[Stored data]
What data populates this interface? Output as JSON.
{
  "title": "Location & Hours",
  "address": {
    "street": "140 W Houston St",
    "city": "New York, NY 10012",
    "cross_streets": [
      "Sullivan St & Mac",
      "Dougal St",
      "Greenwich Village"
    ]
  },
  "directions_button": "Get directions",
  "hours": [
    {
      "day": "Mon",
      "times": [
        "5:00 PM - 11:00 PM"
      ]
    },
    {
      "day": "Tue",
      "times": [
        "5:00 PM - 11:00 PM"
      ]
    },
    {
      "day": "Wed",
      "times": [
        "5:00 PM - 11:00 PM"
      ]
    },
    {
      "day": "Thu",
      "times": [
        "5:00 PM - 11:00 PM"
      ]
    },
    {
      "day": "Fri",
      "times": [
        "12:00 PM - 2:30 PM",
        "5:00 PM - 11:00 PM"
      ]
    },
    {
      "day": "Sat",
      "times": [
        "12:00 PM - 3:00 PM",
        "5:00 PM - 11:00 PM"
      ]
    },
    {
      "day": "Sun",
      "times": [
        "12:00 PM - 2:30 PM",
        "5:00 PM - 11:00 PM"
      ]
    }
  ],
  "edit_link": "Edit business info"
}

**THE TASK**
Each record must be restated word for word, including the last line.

**EXERCISE ANSWER**
What data populates this interface? Output as JSON.
{
  "title": "Location & Hours",
  "address": {
    "street": "140 W Houston St",
    "city": "New York, NY 10012",
    "cross_streets": [
      "Sullivan St & Mac",
      "Dougal St",
      "Greenwich Village"
    ]
  },
  "directions_button": "Get directions",
  "hours": [
    {
      "day": "Mon",
      "times": [
        "5:00 PM - 11:00 PM"
      ]
    },
    {
      "day": "Tue",
      "times": [
        "5:00 PM - 11:00 PM"
      ]
    },
    {
      "day": "Wed",
      "times": [
        "5:00 PM - 11:00 PM"
      ]
    },
    {
      "day": "Thu",
      "times": [
        "5:00 PM - 11:00 PM"
      ]
    },
    {
      "day": "Fri",
      "times": [
        "12:00 PM - 2:30 PM",
        "5:00 PM - 11:00 PM"
      ]
    },
    {
      "day": "Sat",
      "times": [
        "12:00 PM - 3:00 PM",
        "5:00 PM - 11:00 PM"
      ]
    },
    {
      "day": "Sun",
      "times": [
        "12:00 PM - 2:30 PM",
        "5:00 PM - 11:00 PM"
      ]
    }
  ],
  "edit_link": "Edit business info"
}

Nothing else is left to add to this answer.